conference contribution
posted on 2023-05-23, 04:07 authored by Kathleen GibsonKathleen Gibson, Gary O'DonovanGary O'Donovan
A destructive chemical explosion and fire in 1991 at a chemical storage facility close to Melbourne, Australia, led to massive evacuation of city buildings to escape lifethreatening fumes. Legitimacy theory argues that in response to such environmental incidents, companies will change their social and environmental disclosure practices in an effort to legitimise their activities, and a 21-year longitudinal study has revealed a large increase in environmental information provided by the Australian chemicals industry at this time. The purpose of this study is to analyse the very different disclosure strategies in the 1991 to 1993 annual reports of the two largest chemical companies and test the propositions of legitimacy theory in relation to six legitimacybased disclosure strategies.
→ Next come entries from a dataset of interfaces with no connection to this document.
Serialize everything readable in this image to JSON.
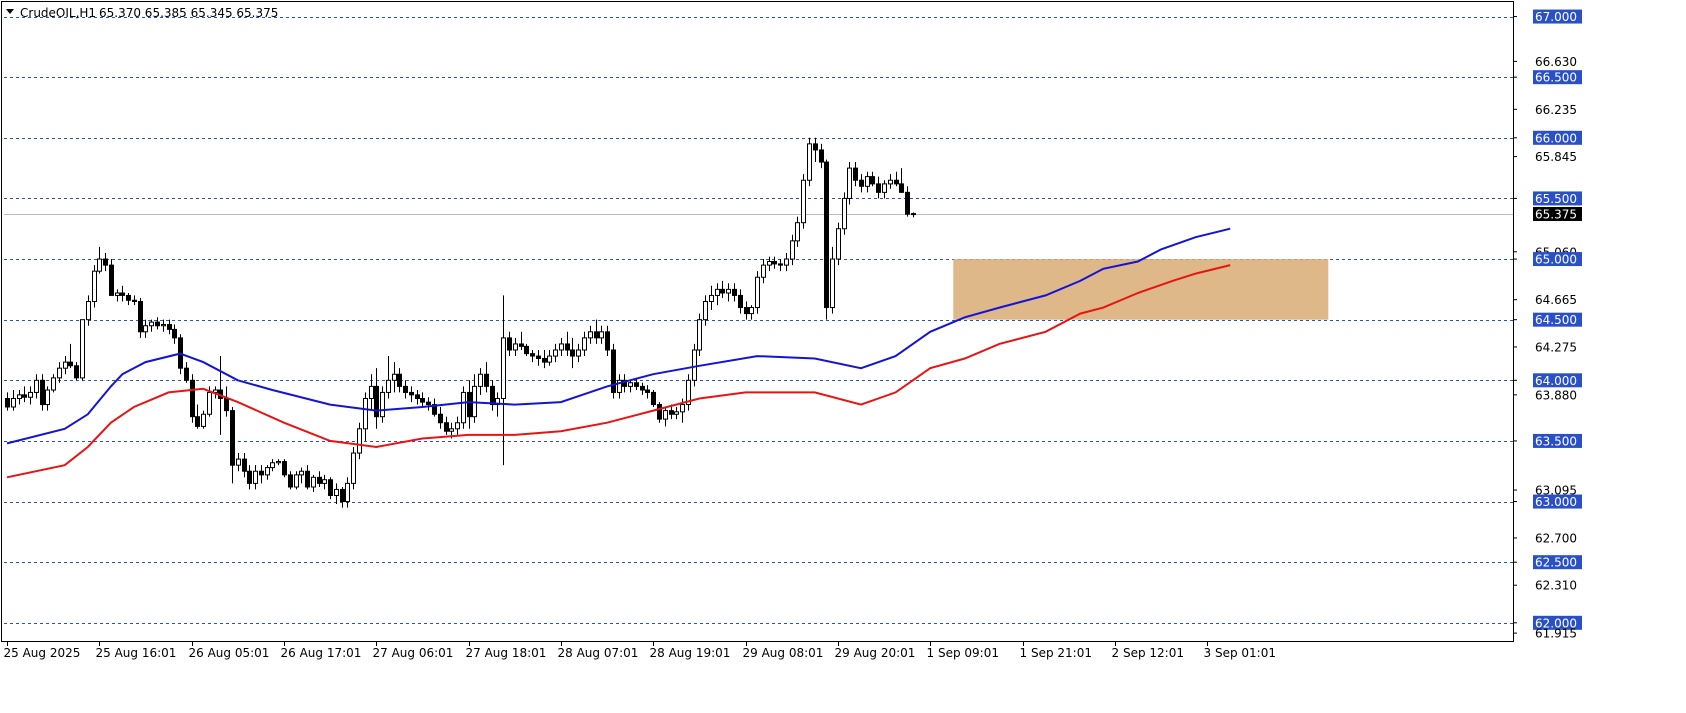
{
  "header": {
    "symbol_line": "CrudeOIL,H1",
    "ohlc": "65.370 65.385 65.345 65.375"
  },
  "colors": {
    "bull": "#ffffff",
    "bear": "#000000",
    "ma_fast": "#1414d6",
    "ma_slow": "#e81414",
    "level": "#2a50c8",
    "zone": "#d9ae78",
    "current": "#000000"
  },
  "chart_data": {
    "type": "candlestick",
    "ylim": [
      61.85,
      67.12
    ],
    "y_ticks": [
      "67.000",
      "66.630",
      "66.500",
      "66.235",
      "66.000",
      "65.845",
      "65.500",
      "65.060",
      "65.000",
      "64.665",
      "64.500",
      "64.275",
      "64.000",
      "63.880",
      "63.500",
      "63.095",
      "63.000",
      "62.700",
      "62.500",
      "62.310",
      "62.000",
      "61.915"
    ],
    "highlighted_levels": [
      "67.000",
      "66.500",
      "66.000",
      "65.500",
      "65.000",
      "64.500",
      "64.000",
      "63.500",
      "63.000",
      "62.500",
      "62.000"
    ],
    "current_price": "65.375",
    "x_labels": [
      {
        "label": "25 Aug 2025",
        "index": 0
      },
      {
        "label": "25 Aug 16:01",
        "index": 16
      },
      {
        "label": "26 Aug 05:01",
        "index": 32
      },
      {
        "label": "26 Aug 17:01",
        "index": 48
      },
      {
        "label": "27 Aug 06:01",
        "index": 64
      },
      {
        "label": "27 Aug 18:01",
        "index": 80
      },
      {
        "label": "28 Aug 07:01",
        "index": 96
      },
      {
        "label": "28 Aug 19:01",
        "index": 112
      },
      {
        "label": "29 Aug 08:01",
        "index": 128
      },
      {
        "label": "29 Aug 20:01",
        "index": 144
      },
      {
        "label": "1 Sep 09:01",
        "index": 160
      },
      {
        "label": "1 Sep 21:01",
        "index": 176
      },
      {
        "label": "2 Sep 12:01",
        "index": 192
      },
      {
        "label": "3 Sep 01:01",
        "index": 208
      }
    ],
    "zone": {
      "from_index": 164,
      "to_index": 229,
      "low": 64.5,
      "high": 65.0
    },
    "candles": [
      [
        63.85,
        63.9,
        63.75,
        63.78
      ],
      [
        63.78,
        63.92,
        63.75,
        63.85
      ],
      [
        63.85,
        63.92,
        63.8,
        63.88
      ],
      [
        63.88,
        63.95,
        63.82,
        63.86
      ],
      [
        63.86,
        63.95,
        63.8,
        63.9
      ],
      [
        63.9,
        64.05,
        63.85,
        64.0
      ],
      [
        64.0,
        64.05,
        63.75,
        63.8
      ],
      [
        63.8,
        63.95,
        63.75,
        63.92
      ],
      [
        63.92,
        64.05,
        63.9,
        64.02
      ],
      [
        64.02,
        64.15,
        63.98,
        64.1
      ],
      [
        64.1,
        64.2,
        64.05,
        64.15
      ],
      [
        64.15,
        64.3,
        64.1,
        64.12
      ],
      [
        64.12,
        64.15,
        64.0,
        64.02
      ],
      [
        64.02,
        64.2,
        64.0,
        64.5
      ],
      [
        64.5,
        64.7,
        64.45,
        64.65
      ],
      [
        64.65,
        64.95,
        64.6,
        64.9
      ],
      [
        64.9,
        65.1,
        64.88,
        65.0
      ],
      [
        65.0,
        65.05,
        64.9,
        64.95
      ],
      [
        64.95,
        65.0,
        64.8,
        64.7
      ],
      [
        64.7,
        64.75,
        64.65,
        64.72
      ],
      [
        64.72,
        64.78,
        64.65,
        64.7
      ],
      [
        64.7,
        64.72,
        64.62,
        64.66
      ],
      [
        64.66,
        64.7,
        64.62,
        64.65
      ],
      [
        64.65,
        64.68,
        64.35,
        64.4
      ],
      [
        64.4,
        64.5,
        64.35,
        64.45
      ],
      [
        64.45,
        64.5,
        64.4,
        64.48
      ],
      [
        64.48,
        64.52,
        64.42,
        64.45
      ],
      [
        64.45,
        64.5,
        64.4,
        64.46
      ],
      [
        64.46,
        64.5,
        64.38,
        64.42
      ],
      [
        64.42,
        64.46,
        64.3,
        64.35
      ],
      [
        64.35,
        64.38,
        64.05,
        64.1
      ],
      [
        64.1,
        64.15,
        63.98,
        64.0
      ],
      [
        64.0,
        64.05,
        63.65,
        63.7
      ],
      [
        63.7,
        63.8,
        63.6,
        63.62
      ],
      [
        63.62,
        63.75,
        63.6,
        63.72
      ],
      [
        63.72,
        63.95,
        63.7,
        63.9
      ],
      [
        63.9,
        63.95,
        63.85,
        63.92
      ],
      [
        63.92,
        64.2,
        63.55,
        63.85
      ],
      [
        63.85,
        63.95,
        63.7,
        63.75
      ],
      [
        63.75,
        63.78,
        63.15,
        63.3
      ],
      [
        63.3,
        63.4,
        63.25,
        63.35
      ],
      [
        63.35,
        63.4,
        63.2,
        63.25
      ],
      [
        63.25,
        63.3,
        63.1,
        63.15
      ],
      [
        63.15,
        63.3,
        63.1,
        63.25
      ],
      [
        63.25,
        63.3,
        63.15,
        63.22
      ],
      [
        63.22,
        63.3,
        63.18,
        63.28
      ],
      [
        63.28,
        63.35,
        63.25,
        63.32
      ],
      [
        63.32,
        63.35,
        63.3,
        63.33
      ],
      [
        63.33,
        63.35,
        63.2,
        63.22
      ],
      [
        63.22,
        63.25,
        63.1,
        63.12
      ],
      [
        63.12,
        63.25,
        63.1,
        63.22
      ],
      [
        63.22,
        63.28,
        63.15,
        63.25
      ],
      [
        63.25,
        63.3,
        63.1,
        63.12
      ],
      [
        63.12,
        63.22,
        63.08,
        63.2
      ],
      [
        63.2,
        63.25,
        63.12,
        63.15
      ],
      [
        63.15,
        63.22,
        63.1,
        63.18
      ],
      [
        63.18,
        63.2,
        63.02,
        63.05
      ],
      [
        63.05,
        63.15,
        62.98,
        63.1
      ],
      [
        63.1,
        63.12,
        62.95,
        63.0
      ],
      [
        63.0,
        63.2,
        62.95,
        63.15
      ],
      [
        63.15,
        63.45,
        63.1,
        63.4
      ],
      [
        63.4,
        63.65,
        63.35,
        63.6
      ],
      [
        63.6,
        63.9,
        63.5,
        63.85
      ],
      [
        63.85,
        64.05,
        63.75,
        63.95
      ],
      [
        63.95,
        64.1,
        63.6,
        63.7
      ],
      [
        63.7,
        63.95,
        63.65,
        63.9
      ],
      [
        63.9,
        64.2,
        63.85,
        64.0
      ],
      [
        64.0,
        64.15,
        63.9,
        64.05
      ],
      [
        64.05,
        64.1,
        63.9,
        63.95
      ],
      [
        63.95,
        64.0,
        63.85,
        63.9
      ],
      [
        63.9,
        63.95,
        63.82,
        63.88
      ],
      [
        63.88,
        63.92,
        63.8,
        63.85
      ],
      [
        63.85,
        63.9,
        63.78,
        63.82
      ],
      [
        63.82,
        63.86,
        63.75,
        63.8
      ],
      [
        63.8,
        63.85,
        63.7,
        63.72
      ],
      [
        63.72,
        63.78,
        63.6,
        63.65
      ],
      [
        63.65,
        63.7,
        63.55,
        63.58
      ],
      [
        63.58,
        63.65,
        63.52,
        63.6
      ],
      [
        63.6,
        63.7,
        63.55,
        63.65
      ],
      [
        63.65,
        63.95,
        63.6,
        63.9
      ],
      [
        63.9,
        64.0,
        63.6,
        63.7
      ],
      [
        63.7,
        64.05,
        63.65,
        63.95
      ],
      [
        63.95,
        64.1,
        63.88,
        64.05
      ],
      [
        64.05,
        64.15,
        63.9,
        63.95
      ],
      [
        63.95,
        64.0,
        63.75,
        63.8
      ],
      [
        63.8,
        63.9,
        63.7,
        63.85
      ],
      [
        63.85,
        64.7,
        63.3,
        64.35
      ],
      [
        64.35,
        64.4,
        64.2,
        64.25
      ],
      [
        64.25,
        64.35,
        64.2,
        64.3
      ],
      [
        64.3,
        64.4,
        64.25,
        64.28
      ],
      [
        64.28,
        64.3,
        64.2,
        64.22
      ],
      [
        64.22,
        64.25,
        64.15,
        64.2
      ],
      [
        64.2,
        64.25,
        64.12,
        64.18
      ],
      [
        64.18,
        64.25,
        64.1,
        64.15
      ],
      [
        64.15,
        64.25,
        64.12,
        64.2
      ],
      [
        64.2,
        64.3,
        64.15,
        64.25
      ],
      [
        64.25,
        64.35,
        64.2,
        64.3
      ],
      [
        64.3,
        64.4,
        64.2,
        64.25
      ],
      [
        64.25,
        64.35,
        64.1,
        64.2
      ],
      [
        64.2,
        64.3,
        64.15,
        64.25
      ],
      [
        64.25,
        64.4,
        64.2,
        64.35
      ],
      [
        64.35,
        64.45,
        64.3,
        64.4
      ],
      [
        64.4,
        64.5,
        64.3,
        64.35
      ],
      [
        64.35,
        64.45,
        64.3,
        64.4
      ],
      [
        64.4,
        64.45,
        64.2,
        64.25
      ],
      [
        64.25,
        64.3,
        63.85,
        63.9
      ],
      [
        63.9,
        64.05,
        63.85,
        64.0
      ],
      [
        64.0,
        64.05,
        63.9,
        63.95
      ],
      [
        63.95,
        64.0,
        63.9,
        63.98
      ],
      [
        63.98,
        64.02,
        63.92,
        63.95
      ],
      [
        63.95,
        63.98,
        63.88,
        63.92
      ],
      [
        63.92,
        63.96,
        63.85,
        63.9
      ],
      [
        63.9,
        63.92,
        63.78,
        63.8
      ],
      [
        63.8,
        63.82,
        63.65,
        63.68
      ],
      [
        63.68,
        63.78,
        63.62,
        63.75
      ],
      [
        63.75,
        63.8,
        63.68,
        63.72
      ],
      [
        63.72,
        63.78,
        63.68,
        63.74
      ],
      [
        63.74,
        63.85,
        63.65,
        63.8
      ],
      [
        63.8,
        64.05,
        63.75,
        64.0
      ],
      [
        64.0,
        64.3,
        63.95,
        64.25
      ],
      [
        64.25,
        64.55,
        64.2,
        64.5
      ],
      [
        64.5,
        64.7,
        64.45,
        64.65
      ],
      [
        64.65,
        64.78,
        64.58,
        64.7
      ],
      [
        64.7,
        64.8,
        64.62,
        64.75
      ],
      [
        64.75,
        64.82,
        64.68,
        64.72
      ],
      [
        64.72,
        64.8,
        64.65,
        64.75
      ],
      [
        64.75,
        64.8,
        64.65,
        64.7
      ],
      [
        64.7,
        64.75,
        64.55,
        64.6
      ],
      [
        64.6,
        64.65,
        64.5,
        64.55
      ],
      [
        64.55,
        64.62,
        64.5,
        64.6
      ],
      [
        64.6,
        64.9,
        64.55,
        64.85
      ],
      [
        64.85,
        65.0,
        64.8,
        64.95
      ],
      [
        64.95,
        65.02,
        64.9,
        64.98
      ],
      [
        64.98,
        65.02,
        64.92,
        64.96
      ],
      [
        64.96,
        65.0,
        64.9,
        64.95
      ],
      [
        64.95,
        65.05,
        64.9,
        65.0
      ],
      [
        65.0,
        65.2,
        64.95,
        65.15
      ],
      [
        65.15,
        65.35,
        65.1,
        65.3
      ],
      [
        65.3,
        65.7,
        65.25,
        65.65
      ],
      [
        65.65,
        66.0,
        65.6,
        65.95
      ],
      [
        65.95,
        66.0,
        65.8,
        65.9
      ],
      [
        65.9,
        65.95,
        65.75,
        65.8
      ],
      [
        65.8,
        65.82,
        64.5,
        64.6
      ],
      [
        64.6,
        65.1,
        64.55,
        65.0
      ],
      [
        65.0,
        65.3,
        64.95,
        65.25
      ],
      [
        65.25,
        65.55,
        65.2,
        65.5
      ],
      [
        65.5,
        65.8,
        65.45,
        65.75
      ],
      [
        65.75,
        65.8,
        65.6,
        65.65
      ],
      [
        65.65,
        65.7,
        65.55,
        65.6
      ],
      [
        65.6,
        65.72,
        65.55,
        65.68
      ],
      [
        65.68,
        65.72,
        65.6,
        65.62
      ],
      [
        65.62,
        65.68,
        65.5,
        65.55
      ],
      [
        65.55,
        65.65,
        65.5,
        65.62
      ],
      [
        65.62,
        65.7,
        65.58,
        65.65
      ],
      [
        65.65,
        65.72,
        65.6,
        65.62
      ],
      [
        65.62,
        65.75,
        65.55,
        65.55
      ],
      [
        65.55,
        65.6,
        65.35,
        65.37
      ],
      [
        65.37,
        65.385,
        65.345,
        65.375
      ]
    ],
    "ma_fast": [
      [
        0,
        63.48
      ],
      [
        10,
        63.6
      ],
      [
        14,
        63.72
      ],
      [
        18,
        63.95
      ],
      [
        20,
        64.05
      ],
      [
        24,
        64.15
      ],
      [
        30,
        64.22
      ],
      [
        34,
        64.15
      ],
      [
        40,
        64.0
      ],
      [
        46,
        63.92
      ],
      [
        56,
        63.8
      ],
      [
        64,
        63.75
      ],
      [
        72,
        63.78
      ],
      [
        80,
        63.82
      ],
      [
        88,
        63.8
      ],
      [
        96,
        63.82
      ],
      [
        104,
        63.95
      ],
      [
        112,
        64.05
      ],
      [
        120,
        64.12
      ],
      [
        130,
        64.2
      ],
      [
        140,
        64.18
      ],
      [
        148,
        64.1
      ],
      [
        154,
        64.2
      ],
      [
        160,
        64.4
      ],
      [
        166,
        64.52
      ],
      [
        172,
        64.6
      ],
      [
        180,
        64.7
      ],
      [
        186,
        64.82
      ],
      [
        190,
        64.92
      ],
      [
        196,
        64.98
      ],
      [
        200,
        65.08
      ],
      [
        206,
        65.18
      ],
      [
        212,
        65.25
      ]
    ],
    "ma_slow": [
      [
        0,
        63.2
      ],
      [
        10,
        63.3
      ],
      [
        14,
        63.45
      ],
      [
        18,
        63.65
      ],
      [
        22,
        63.78
      ],
      [
        28,
        63.9
      ],
      [
        34,
        63.93
      ],
      [
        40,
        63.82
      ],
      [
        48,
        63.65
      ],
      [
        56,
        63.5
      ],
      [
        64,
        63.45
      ],
      [
        72,
        63.52
      ],
      [
        80,
        63.55
      ],
      [
        88,
        63.55
      ],
      [
        96,
        63.58
      ],
      [
        104,
        63.65
      ],
      [
        112,
        63.75
      ],
      [
        120,
        63.85
      ],
      [
        128,
        63.9
      ],
      [
        140,
        63.9
      ],
      [
        148,
        63.8
      ],
      [
        154,
        63.9
      ],
      [
        160,
        64.1
      ],
      [
        166,
        64.18
      ],
      [
        172,
        64.3
      ],
      [
        180,
        64.4
      ],
      [
        186,
        64.55
      ],
      [
        190,
        64.6
      ],
      [
        196,
        64.72
      ],
      [
        202,
        64.82
      ],
      [
        206,
        64.88
      ],
      [
        212,
        64.95
      ]
    ]
  }
}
The findings strongly support legitimacy theory arguments and, more importantly, the method adopted and the attempt made to categorize the disclosures extends previous CSR reporting studies by providing specific evidence of potential legitimising behaviour.


Publication title

Proceedings of The Fifth Accounting History International Conference: Accounting in other places, Accounting by other peoples


Nola Buhr






University of Saskatchewan

Place of publication

Event title

Accounting History International Conference

Event Venue

Banff, Canada

Date of Event (Start Date)


Date of Event (End Date)


Repository Status

  • Restricted

Socio-economic Objectives

Management and productivity not elsewhere classified